On 24 May, the main opposition coalition, which rejected the results of the referendum, called on the Constitutional Court to invalidate the outcome of the referendum, and the next day filed a petition to this effect. It seems highly unlikely that the referendum will be invalidated. A possible response from the opposition parties is the mobilization of their cadres and the population at large to protest against the consolidation of Nkurunziza’s regime. In which case, there is always a possibility of another outbreak of conflict.
There is also little chance of intervention from outside to mitigate what appears like a deepening political and economic crisis in Burundi, with the potential to turn into another ethnic conflict – and even genocide. On the same day that the opposition filed a petition to the Constitutional Court to reverse the outcome of the referendum or to declare it null and void, the UN Special Envoy for Burundi urged the government to re-start discussions with the opposition. But the influence of the international community is limited.
Pressure at the regional level is also likely to be limited. The Tanzanian government played midwife to the Arusha accords yet, today, Tanzania itself is sliding into authoritarianism. Its president, John Magufuli, an ally of President Nkurunziza, has tried to force Burundian refugees back to their country of origin. Elsewhere, elected dictators, like Kabila in the DRC, Kagame in Rwanda and Museveni in Uganda, have all managed to ‘persuade’ their electorates to extend their terms of office – and Museveni has even abolished the presidential age limit of 75, which will allow him to run for a sixth presidential term in 2021.

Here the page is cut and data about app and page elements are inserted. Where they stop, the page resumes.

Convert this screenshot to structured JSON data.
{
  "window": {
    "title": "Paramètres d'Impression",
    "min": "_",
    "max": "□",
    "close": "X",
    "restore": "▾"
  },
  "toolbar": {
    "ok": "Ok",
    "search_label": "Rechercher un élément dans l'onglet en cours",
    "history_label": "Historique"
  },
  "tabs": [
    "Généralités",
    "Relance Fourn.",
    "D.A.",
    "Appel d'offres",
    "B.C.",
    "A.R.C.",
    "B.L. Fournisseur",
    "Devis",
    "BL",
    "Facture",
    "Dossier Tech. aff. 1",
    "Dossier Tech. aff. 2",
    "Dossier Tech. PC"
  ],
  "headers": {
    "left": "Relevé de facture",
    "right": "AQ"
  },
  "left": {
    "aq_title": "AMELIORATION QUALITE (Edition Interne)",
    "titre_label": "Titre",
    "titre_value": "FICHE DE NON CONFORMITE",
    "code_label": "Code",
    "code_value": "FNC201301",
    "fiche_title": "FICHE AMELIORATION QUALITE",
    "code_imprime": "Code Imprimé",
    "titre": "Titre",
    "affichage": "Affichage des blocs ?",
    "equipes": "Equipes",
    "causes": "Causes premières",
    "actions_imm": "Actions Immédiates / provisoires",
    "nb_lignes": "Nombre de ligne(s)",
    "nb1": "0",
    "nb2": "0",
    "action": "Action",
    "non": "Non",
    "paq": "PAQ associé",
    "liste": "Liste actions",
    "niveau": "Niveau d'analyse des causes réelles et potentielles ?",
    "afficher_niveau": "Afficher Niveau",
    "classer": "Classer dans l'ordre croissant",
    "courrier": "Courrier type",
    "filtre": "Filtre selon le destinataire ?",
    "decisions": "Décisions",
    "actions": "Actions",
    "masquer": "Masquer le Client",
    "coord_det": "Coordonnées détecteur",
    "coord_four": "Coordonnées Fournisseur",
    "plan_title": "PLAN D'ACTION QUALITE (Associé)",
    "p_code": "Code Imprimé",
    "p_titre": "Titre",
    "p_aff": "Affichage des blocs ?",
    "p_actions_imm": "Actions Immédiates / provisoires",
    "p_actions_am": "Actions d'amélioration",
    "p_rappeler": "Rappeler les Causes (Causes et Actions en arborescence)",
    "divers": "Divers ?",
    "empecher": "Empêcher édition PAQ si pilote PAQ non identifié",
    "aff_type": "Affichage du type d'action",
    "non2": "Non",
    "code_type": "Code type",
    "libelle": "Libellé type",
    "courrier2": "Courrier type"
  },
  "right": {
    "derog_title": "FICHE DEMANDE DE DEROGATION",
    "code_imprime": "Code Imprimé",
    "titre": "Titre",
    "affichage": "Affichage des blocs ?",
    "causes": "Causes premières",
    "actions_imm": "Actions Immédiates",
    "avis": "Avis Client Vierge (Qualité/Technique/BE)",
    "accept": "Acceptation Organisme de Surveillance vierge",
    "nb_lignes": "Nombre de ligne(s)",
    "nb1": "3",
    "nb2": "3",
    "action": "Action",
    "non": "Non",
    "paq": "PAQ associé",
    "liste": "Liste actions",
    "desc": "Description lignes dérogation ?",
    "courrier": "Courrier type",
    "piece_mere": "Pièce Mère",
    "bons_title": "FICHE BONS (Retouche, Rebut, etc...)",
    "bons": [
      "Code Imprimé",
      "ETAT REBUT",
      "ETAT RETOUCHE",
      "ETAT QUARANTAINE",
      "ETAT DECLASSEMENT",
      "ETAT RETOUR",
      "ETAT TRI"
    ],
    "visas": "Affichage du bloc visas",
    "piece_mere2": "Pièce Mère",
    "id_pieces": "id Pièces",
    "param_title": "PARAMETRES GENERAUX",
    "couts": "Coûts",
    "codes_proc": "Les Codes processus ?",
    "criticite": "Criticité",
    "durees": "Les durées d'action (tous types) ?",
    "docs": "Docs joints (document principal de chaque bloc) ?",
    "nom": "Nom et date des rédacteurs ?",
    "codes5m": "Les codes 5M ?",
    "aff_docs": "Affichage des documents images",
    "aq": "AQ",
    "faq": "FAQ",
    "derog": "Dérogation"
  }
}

Pre-existing constitutional two-term limits on the presidency have now been modified or eliminated in Cameroon, Congo-Brazzaville, Chad, the DRC, Gabon, Rwanda, Togo and Uganda. In Eritrea, Ethiopia, Lesotho, Morocco, Somalia, South Sudan and Swaziland there is no constitutional two-term limit. Only in a few African states – Burkina Faso, Niger, Nigeria and Zambia – has the two-term limit been retained despite attempts to modify or eliminate them. In much of the West African Sahel and Central Africa, and in the Horn of Africa, elected dictators have managed to sweep aside the constitutional constraints on the duration of their regime, and many of these look set to retain power. It looks as though Nkurunziza, confirmed yet again as president of Burundi, will be another of these – unless there is a new wave of internal dissent and unrest.
David Seddon (firstname.lastname@example.org) is a researcher and political activist who has written extensively on social movements, class struggles and political transitions across the developing world.
Featured Photograph: The aftermath of a grenade attack outside a bank in downtown Bujumbura, Burundi on 29 May 2015.